CBT for OCD treatment aims to alter these behaviours. If I can reduce the number of times I wash my hands by testing out what happens, I might find that I don't become ill or unwell and that no catastrophic issues arise. If this happens, then I might feel less compelled to wash my hands so excessively, and furthermore, my beliefs that germs are terribly dangerous might start to change as well.
At the very core of CBT treatment for OCD is a strategy called exposure with response prevention. This is a form of exposure therapy (a highly effective psychological treatment) that encourages and supports people to engage in behaviours that they might fear of find challenging, while preventing them from performing any subsequent safety behaviours. For example, if I have an intrusive thought that I've left the garage door up, and I feel compelled to turn around and drive back home to check, exposure therapy would encourage you to NOT turn around and check, but rather, to continue driving to your destination. In the therapy room this component of OCD treatment might include not washing your hands before eating some food or not saying a pray after thinking of one of your loved ones getting harmed. Ultimately, when people prevent the safety behaviours that they often use, they find that no catastrophic problem arises. Compulsive behaviours can then reduce until often they disappear completely.

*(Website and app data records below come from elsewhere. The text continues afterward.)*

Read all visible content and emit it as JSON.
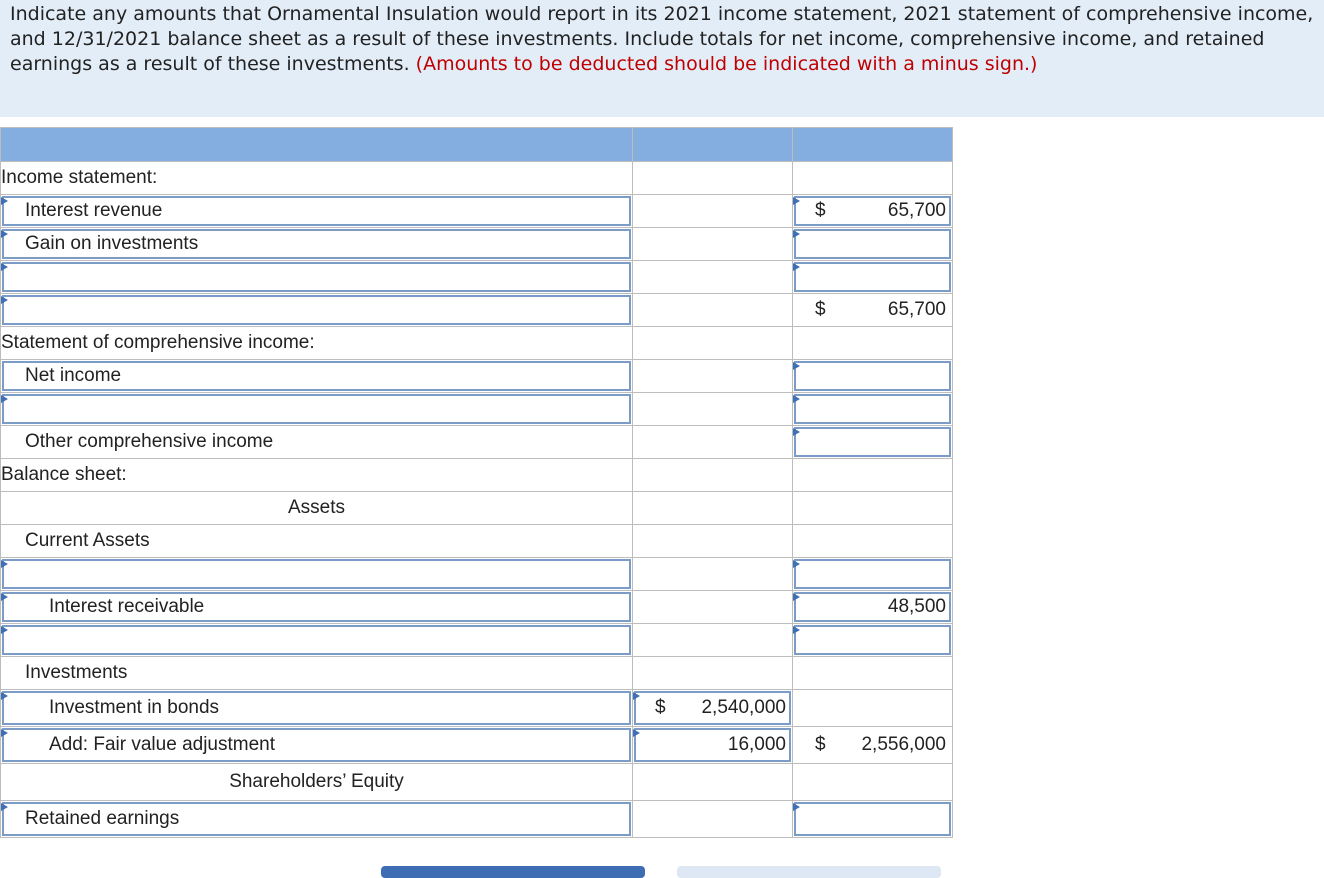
{
  "prompt": {
    "text": "Indicate any amounts that Ornamental Insulation would report in its 2021 income statement, 2021 statement of comprehensive income, and 12/31/2021 balance sheet as a result of these investments. Include totals for net income, comprehensive income, and retained earnings as a result of these investments.",
    "note": "(Amounts to be deducted should be indicated with a minus sign.)"
  },
  "rows": {
    "income_statement": "Income statement:",
    "interest_revenue": "Interest revenue",
    "interest_revenue_dollar": "$",
    "interest_revenue_amount": "65,700",
    "gain_on_investments": "Gain on investments",
    "total_dollar": "$",
    "total_amount": "65,700",
    "soci": "Statement of comprehensive income:",
    "net_income": "Net income",
    "oci": "Other comprehensive income",
    "balance_sheet": "Balance sheet:",
    "assets": "Assets",
    "current_assets": "Current Assets",
    "interest_receivable": "Interest receivable",
    "interest_receivable_amount": "48,500",
    "investments": "Investments",
    "investment_in_bonds": "Investment in bonds",
    "bonds_dollar": "$",
    "bonds_amount": "2,540,000",
    "fair_value_adj": "Add: Fair value adjustment",
    "fair_value_amount": "16,000",
    "inv_total_dollar": "$",
    "inv_total_amount": "2,556,000",
    "shareholders_equity": "Shareholders’ Equity",
    "retained_earnings": "Retained earnings"
  }
}
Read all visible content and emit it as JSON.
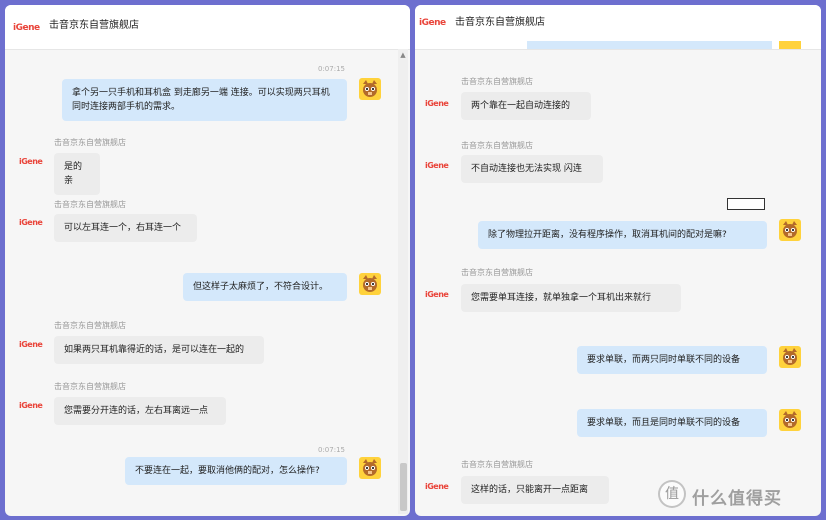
{
  "left": {
    "logo": "iGene",
    "title": "击音京东自营旗舰店",
    "top_stamp": "0:07:15",
    "shop_name": "击音京东自营旗舰店",
    "messages": [
      {
        "text": "拿个另一只手机和耳机盒 到走廊另一端 连接。可以实现两只耳机同时连接两部手机的需求。"
      },
      {
        "text": "是的亲"
      },
      {
        "text": "可以左耳连一个，右耳连一个"
      },
      {
        "text": "但这样子太麻烦了，不符合设计。"
      },
      {
        "text": "如果两只耳机靠得近的话，是可以连在一起的"
      },
      {
        "text": "您需要分开连的话，左右耳离远一点"
      },
      {
        "text": "不要连在一起，要取消他俩的配对，怎么操作?"
      }
    ],
    "bottom_stamp": "0:07:15"
  },
  "right": {
    "logo": "iGene",
    "title": "击音京东自营旗舰店",
    "shop_name": "击音京东自营旗舰店",
    "messages": [
      {
        "text": "两个靠在一起自动连接的"
      },
      {
        "text": "不自动连接也无法实现 闪连"
      },
      {
        "text": "除了物理拉开距离，没有程序操作，取消耳机间的配对是嘛?"
      },
      {
        "text": "您需要单耳连接，就单独拿一个耳机出来就行"
      },
      {
        "text": "要求单联，而两只同时单联不同的设备"
      },
      {
        "text": "要求单联，而且是同时单联不同的设备"
      },
      {
        "text": "这样的话，只能离开一点距离"
      }
    ]
  },
  "watermark": {
    "icon": "值",
    "text": "什么值得买"
  },
  "colors": {
    "background": "#6d6fcf",
    "outgoing_bubble": "#d4e8fb",
    "incoming_bubble": "#ececec",
    "brand_red": "#e9453b"
  }
}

Speaking with a Clinical Psychologist and completing a course of CBT for OCD is a highly effective ways to manage obsessive thoughts, compulsive behaviours, and the full range of OCD symptoms. Not to mention, simply being able to talk openly about your distress is helpful in its own right. Most people who engage in CBT in the treatment of OCD report significantly reduced OCD symptoms, and often full remission of symptoms can occur.
If you would like more information about effective OCD treatments you can contact our Psychologists located on the Gold Coast on 1300 848 072.